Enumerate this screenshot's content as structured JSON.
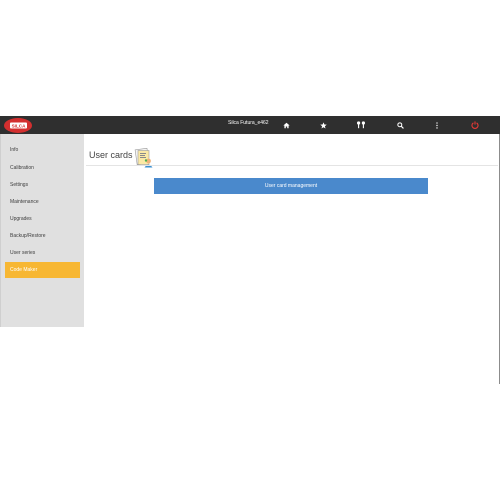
{
  "topbar": {
    "logo_text": "SILCA",
    "device_name": "Silca Futura_e462",
    "icons": [
      "home-icon",
      "star-icon",
      "keys-icon",
      "search-icon",
      "more-vertical-icon",
      "power-icon"
    ]
  },
  "sidebar": {
    "items": [
      {
        "label": "Info"
      },
      {
        "label": "Calibration"
      },
      {
        "label": "Settings"
      },
      {
        "label": "Maintenance"
      },
      {
        "label": "Upgrades"
      },
      {
        "label": "Backup/Restore"
      },
      {
        "label": "User series"
      },
      {
        "label": "Code Maker"
      }
    ],
    "active_index": 7
  },
  "main": {
    "title": "User cards",
    "title_icon": "user-cards-icon",
    "button_label": "User card management"
  },
  "colors": {
    "topbar": "#2f2f2f",
    "accent": "#f7b733",
    "button": "#4a89cc",
    "power": "#e53935",
    "logo_red": "#d32f2f"
  }
}
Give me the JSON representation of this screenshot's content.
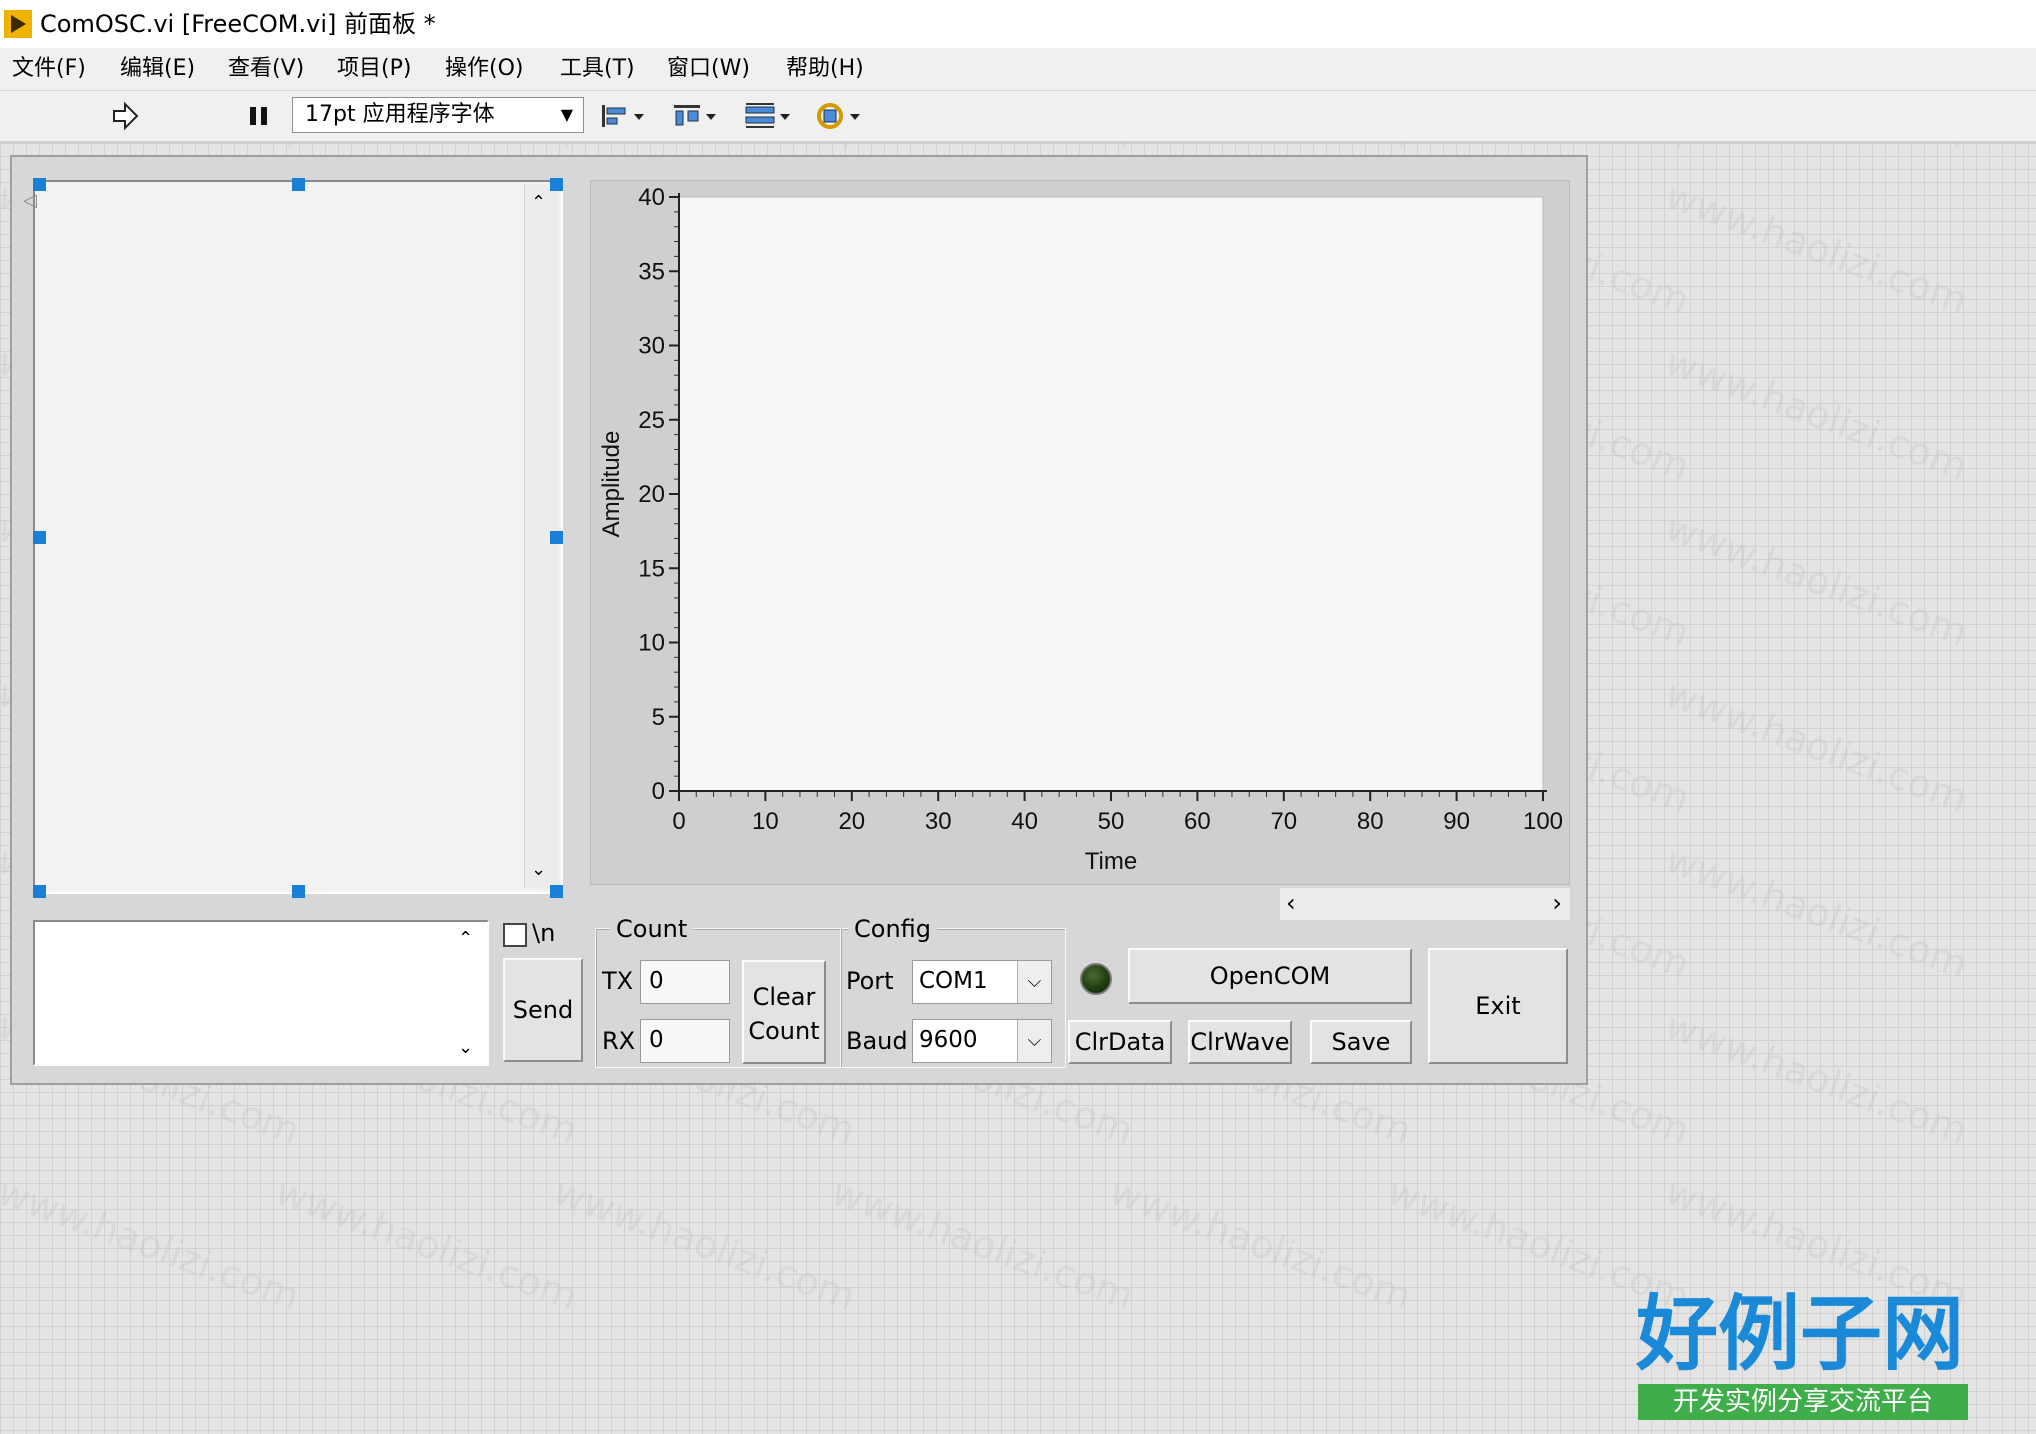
{
  "window": {
    "title": "ComOSC.vi [FreeCOM.vi] 前面板 *"
  },
  "menu": [
    "文件(F)",
    "编辑(E)",
    "查看(V)",
    "项目(P)",
    "操作(O)",
    "工具(T)",
    "窗口(W)",
    "帮助(H)"
  ],
  "toolbar": {
    "font": "17pt 应用程序字体"
  },
  "send_area": {
    "newline_label": "\\n",
    "send_button": "Send"
  },
  "count": {
    "group_label": "Count",
    "tx_label": "TX",
    "tx_value": "0",
    "rx_label": "RX",
    "rx_value": "0",
    "clear_line1": "Clear",
    "clear_line2": "Count"
  },
  "config": {
    "group_label": "Config",
    "port_label": "Port",
    "port_value": "COM1",
    "baud_label": "Baud",
    "baud_value": "9600"
  },
  "buttons": {
    "open": "OpenCOM",
    "clr_data": "ClrData",
    "clr_wave": "ClrWave",
    "save": "Save",
    "exit": "Exit"
  },
  "indicator": {
    "state": "off",
    "color": "#1e3a12"
  },
  "chart_data": {
    "type": "line",
    "xlabel": "Time",
    "ylabel": "Amplitude",
    "xlim": [
      0,
      100
    ],
    "ylim": [
      0,
      40
    ],
    "x_ticks": [
      "0",
      "10",
      "20",
      "30",
      "40",
      "50",
      "60",
      "70",
      "80",
      "90",
      "100"
    ],
    "y_ticks": [
      "0",
      "5",
      "10",
      "15",
      "20",
      "25",
      "30",
      "35",
      "40"
    ],
    "series": []
  },
  "watermark": {
    "text": "www.haolizi.com",
    "logo": "好例子网",
    "logo_sub": "开发实例分享交流平台"
  }
}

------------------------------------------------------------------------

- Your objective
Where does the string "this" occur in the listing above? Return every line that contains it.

- Exercise output
Enumerate this screenshot's content as structured JSON.
Give me the JSON representation of this screenshot's content.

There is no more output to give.